[[ Listed records, beginning ]]

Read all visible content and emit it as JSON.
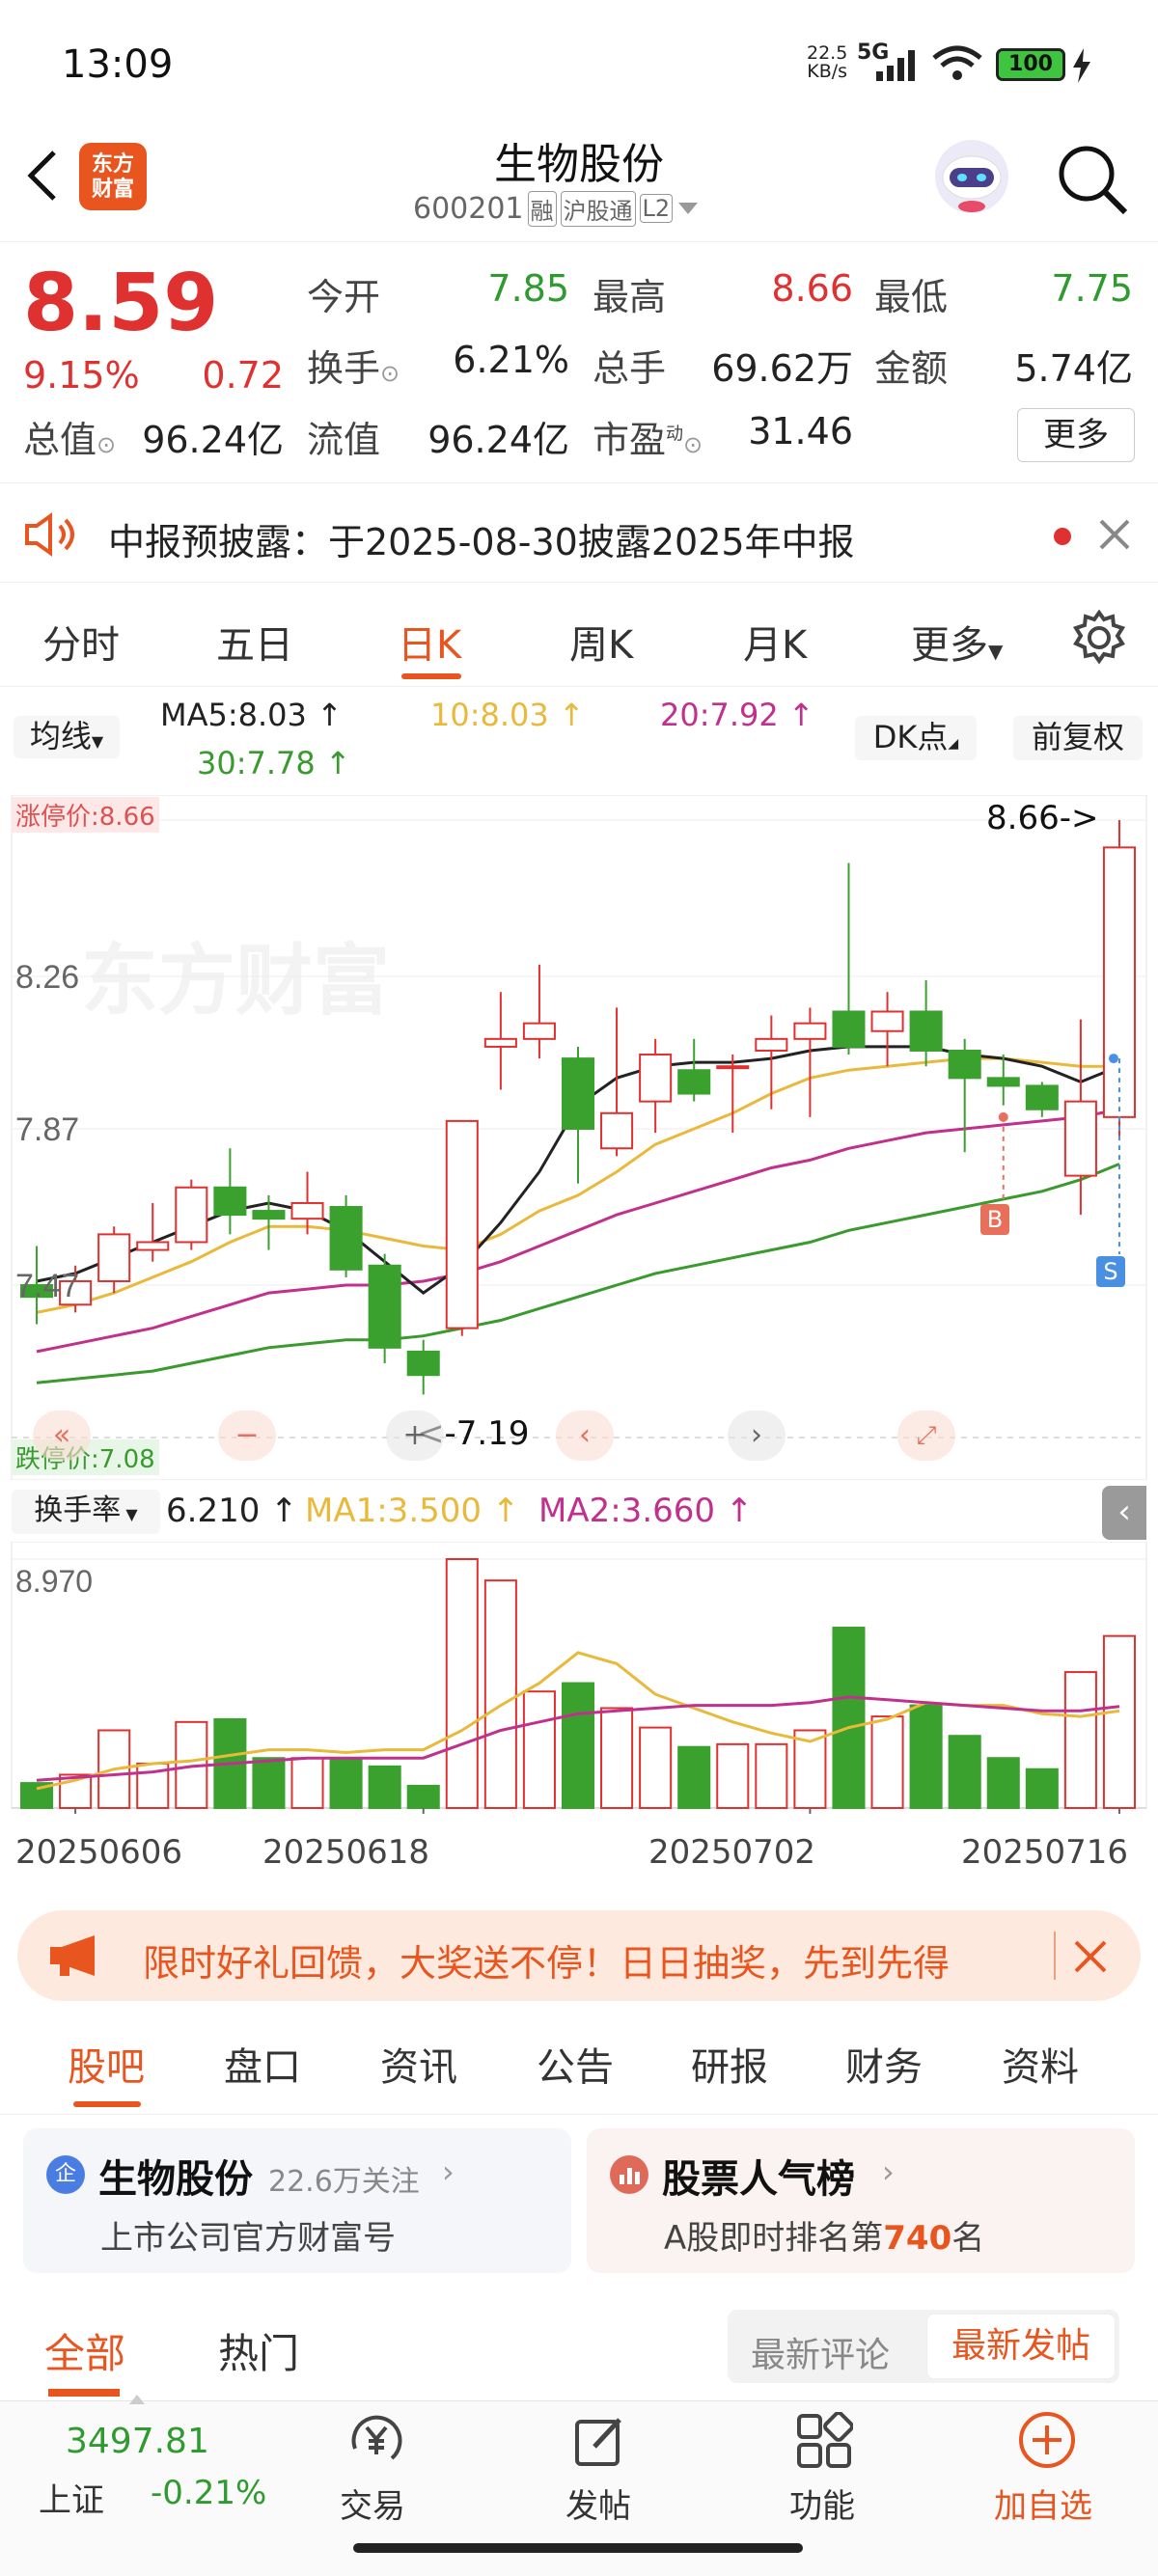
{
  "status_bar": {
    "time": "13:09",
    "speed_value": "22.5",
    "speed_unit": "KB/s",
    "network": "5G",
    "battery": "100"
  },
  "header": {
    "logo_line1": "东方",
    "logo_line2": "财富",
    "stock_name": "生物股份",
    "stock_code": "600201",
    "badge_margin": "融",
    "badge_connect": "沪股通",
    "badge_level": "L2"
  },
  "quote": {
    "price": "8.59",
    "change_pct": "9.15%",
    "change_amt": "0.72",
    "open_label": "今开",
    "open": "7.85",
    "high_label": "最高",
    "high": "8.66",
    "low_label": "最低",
    "low": "7.75",
    "turnover_label": "换手",
    "turnover": "6.21%",
    "volume_label": "总手",
    "volume": "69.62万",
    "amount_label": "金额",
    "amount": "5.74亿",
    "mktcap_label": "总值",
    "mktcap": "96.24亿",
    "float_label": "流值",
    "float": "96.24亿",
    "pe_label": "市盈",
    "pe_sup": "动",
    "pe": "31.46",
    "more_label": "更多"
  },
  "notice": {
    "text": "中报预披露：于2025-08-30披露2025年中报"
  },
  "chart_tabs": [
    "分时",
    "五日",
    "日K",
    "周K",
    "月K",
    "更多"
  ],
  "kline_toolbar": {
    "ma_select": "均线",
    "ma5": "MA5:8.03",
    "ma10": "10:8.03",
    "ma20": "20:7.92",
    "ma30": "30:7.78",
    "dk_button": "DK点",
    "adjust_button": "前复权"
  },
  "kline": {
    "limit_up_label": "涨停价:8.66",
    "limit_down_label": "跌停价:7.08",
    "high_marker": "8.66->",
    "low_marker": "<-7.19",
    "marker_b": "B",
    "marker_s": "S"
  },
  "volume_toolbar": {
    "select": "换手率",
    "value": "6.210",
    "ma1": "MA1:3.500",
    "ma2": "MA2:3.660"
  },
  "colors": {
    "up": "#e03131",
    "down": "#3ba12e",
    "ma5": "#222222",
    "ma10": "#e8b93a",
    "ma20": "#c0308c",
    "ma30": "#3a9a2e",
    "accent": "#e8551e"
  },
  "chart_data": {
    "type": "candlestick",
    "price_axis_ticks": [
      "8.66",
      "8.26",
      "7.87",
      "7.47"
    ],
    "turnover_axis_ticks": [
      "8.970"
    ],
    "x_tick_labels": [
      "20250606",
      "20250618",
      "20250702",
      "20250716"
    ],
    "ylim": [
      7.08,
      8.66
    ],
    "candles": [
      {
        "o": 7.47,
        "c": 7.44,
        "h": 7.57,
        "l": 7.37
      },
      {
        "o": 7.42,
        "c": 7.48,
        "h": 7.52,
        "l": 7.4
      },
      {
        "o": 7.48,
        "c": 7.6,
        "h": 7.62,
        "l": 7.45
      },
      {
        "o": 7.56,
        "c": 7.58,
        "h": 7.68,
        "l": 7.53
      },
      {
        "o": 7.58,
        "c": 7.72,
        "h": 7.74,
        "l": 7.56
      },
      {
        "o": 7.72,
        "c": 7.65,
        "h": 7.82,
        "l": 7.6
      },
      {
        "o": 7.66,
        "c": 7.64,
        "h": 7.7,
        "l": 7.56
      },
      {
        "o": 7.64,
        "c": 7.68,
        "h": 7.76,
        "l": 7.6
      },
      {
        "o": 7.67,
        "c": 7.51,
        "h": 7.7,
        "l": 7.49
      },
      {
        "o": 7.52,
        "c": 7.31,
        "h": 7.55,
        "l": 7.27
      },
      {
        "o": 7.3,
        "c": 7.24,
        "h": 7.33,
        "l": 7.19
      },
      {
        "o": 7.36,
        "c": 7.89,
        "h": 7.89,
        "l": 7.34
      },
      {
        "o": 8.08,
        "c": 8.1,
        "h": 8.22,
        "l": 7.97
      },
      {
        "o": 8.1,
        "c": 8.14,
        "h": 8.29,
        "l": 8.05
      },
      {
        "o": 8.05,
        "c": 7.87,
        "h": 8.08,
        "l": 7.73
      },
      {
        "o": 7.82,
        "c": 7.91,
        "h": 8.18,
        "l": 7.8
      },
      {
        "o": 7.94,
        "c": 8.06,
        "h": 8.1,
        "l": 7.86
      },
      {
        "o": 8.02,
        "c": 7.96,
        "h": 8.1,
        "l": 7.94
      },
      {
        "o": 8.03,
        "c": 8.03,
        "h": 8.06,
        "l": 7.86
      },
      {
        "o": 8.07,
        "c": 8.1,
        "h": 8.16,
        "l": 7.92
      },
      {
        "o": 8.1,
        "c": 8.14,
        "h": 8.18,
        "l": 7.9
      },
      {
        "o": 8.17,
        "c": 8.08,
        "h": 8.55,
        "l": 8.06
      },
      {
        "o": 8.12,
        "c": 8.17,
        "h": 8.22,
        "l": 8.03
      },
      {
        "o": 8.17,
        "c": 8.07,
        "h": 8.25,
        "l": 8.03
      },
      {
        "o": 8.07,
        "c": 8.0,
        "h": 8.1,
        "l": 7.81
      },
      {
        "o": 8.0,
        "c": 7.98,
        "h": 8.06,
        "l": 7.93
      },
      {
        "o": 7.98,
        "c": 7.92,
        "h": 7.99,
        "l": 7.9
      },
      {
        "o": 7.75,
        "c": 7.94,
        "h": 8.15,
        "l": 7.65
      },
      {
        "o": 7.9,
        "c": 8.59,
        "h": 8.66,
        "l": 7.85
      }
    ],
    "ma5": [
      7.48,
      7.5,
      7.54,
      7.58,
      7.62,
      7.66,
      7.68,
      7.66,
      7.61,
      7.53,
      7.45,
      7.52,
      7.63,
      7.76,
      7.93,
      8.0,
      8.03,
      8.04,
      8.04,
      8.05,
      8.07,
      8.08,
      8.08,
      8.08,
      8.06,
      8.05,
      8.03,
      7.99,
      8.03
    ],
    "ma10": [
      7.4,
      7.42,
      7.45,
      7.49,
      7.53,
      7.58,
      7.62,
      7.62,
      7.61,
      7.59,
      7.57,
      7.56,
      7.6,
      7.66,
      7.7,
      7.76,
      7.83,
      7.87,
      7.91,
      7.96,
      8.0,
      8.02,
      8.03,
      8.04,
      8.05,
      8.05,
      8.04,
      8.03,
      8.03
    ],
    "ma20": [
      7.3,
      7.32,
      7.34,
      7.36,
      7.39,
      7.42,
      7.45,
      7.46,
      7.47,
      7.47,
      7.48,
      7.5,
      7.53,
      7.57,
      7.61,
      7.65,
      7.68,
      7.71,
      7.74,
      7.77,
      7.79,
      7.82,
      7.84,
      7.86,
      7.87,
      7.88,
      7.89,
      7.9,
      7.92
    ],
    "ma30": [
      7.22,
      7.23,
      7.24,
      7.25,
      7.27,
      7.29,
      7.31,
      7.32,
      7.33,
      7.33,
      7.34,
      7.36,
      7.38,
      7.41,
      7.44,
      7.47,
      7.5,
      7.52,
      7.54,
      7.56,
      7.58,
      7.61,
      7.63,
      7.65,
      7.67,
      7.69,
      7.71,
      7.74,
      7.78
    ],
    "turnover_max": 8.97,
    "turnover": [
      0.9,
      1.2,
      2.8,
      1.6,
      3.1,
      3.2,
      1.8,
      1.8,
      1.8,
      1.5,
      0.8,
      8.97,
      8.2,
      4.2,
      4.5,
      3.6,
      2.9,
      2.2,
      2.3,
      2.3,
      2.8,
      6.5,
      3.3,
      3.7,
      2.6,
      1.8,
      1.4,
      4.9,
      6.2
    ],
    "turnover_ma1": [
      0.7,
      1.0,
      1.4,
      1.6,
      1.7,
      1.9,
      2.1,
      2.1,
      2.0,
      2.1,
      2.1,
      2.8,
      3.7,
      4.5,
      5.6,
      5.2,
      4.1,
      3.6,
      3.1,
      2.7,
      2.4,
      2.9,
      3.2,
      3.8,
      3.7,
      3.7,
      3.4,
      3.3,
      3.5
    ],
    "turnover_ma2": [
      1.0,
      1.1,
      1.2,
      1.3,
      1.5,
      1.6,
      1.7,
      1.8,
      1.8,
      1.8,
      1.8,
      2.3,
      2.8,
      3.1,
      3.4,
      3.5,
      3.6,
      3.7,
      3.7,
      3.7,
      3.8,
      4.0,
      3.9,
      3.8,
      3.7,
      3.6,
      3.5,
      3.5,
      3.66
    ]
  },
  "banner": {
    "text": "限时好礼回馈，大奖送不停！日日抽奖，先到先得"
  },
  "bottom_tabs": [
    "股吧",
    "盘口",
    "资讯",
    "公告",
    "研报",
    "财务",
    "资料"
  ],
  "cards": {
    "official": {
      "icon": "企",
      "title": "生物股份",
      "followers": "22.6万关注",
      "subtitle": "上市公司官方财富号"
    },
    "popularity": {
      "title": "股票人气榜",
      "subtitle_pre": "A股即时排名第",
      "rank": "740",
      "subtitle_post": "名"
    }
  },
  "feed": {
    "tab_all": "全部",
    "tab_hot": "热门",
    "sort_latest_comment": "最新评论",
    "sort_latest_post": "最新发帖"
  },
  "navbar": {
    "index_value": "3497.81",
    "index_name": "上证",
    "index_change": "-0.21%",
    "trade": "交易",
    "post": "发帖",
    "functions": "功能",
    "add_watch": "加自选"
  }
}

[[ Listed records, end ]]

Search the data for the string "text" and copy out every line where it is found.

» **Solution for this problem**:
    "text": "中报预披露：于2025-08-30披露2025年中报"
    "text": "限时好礼回馈，大奖送不停！日日抽奖，先到先得"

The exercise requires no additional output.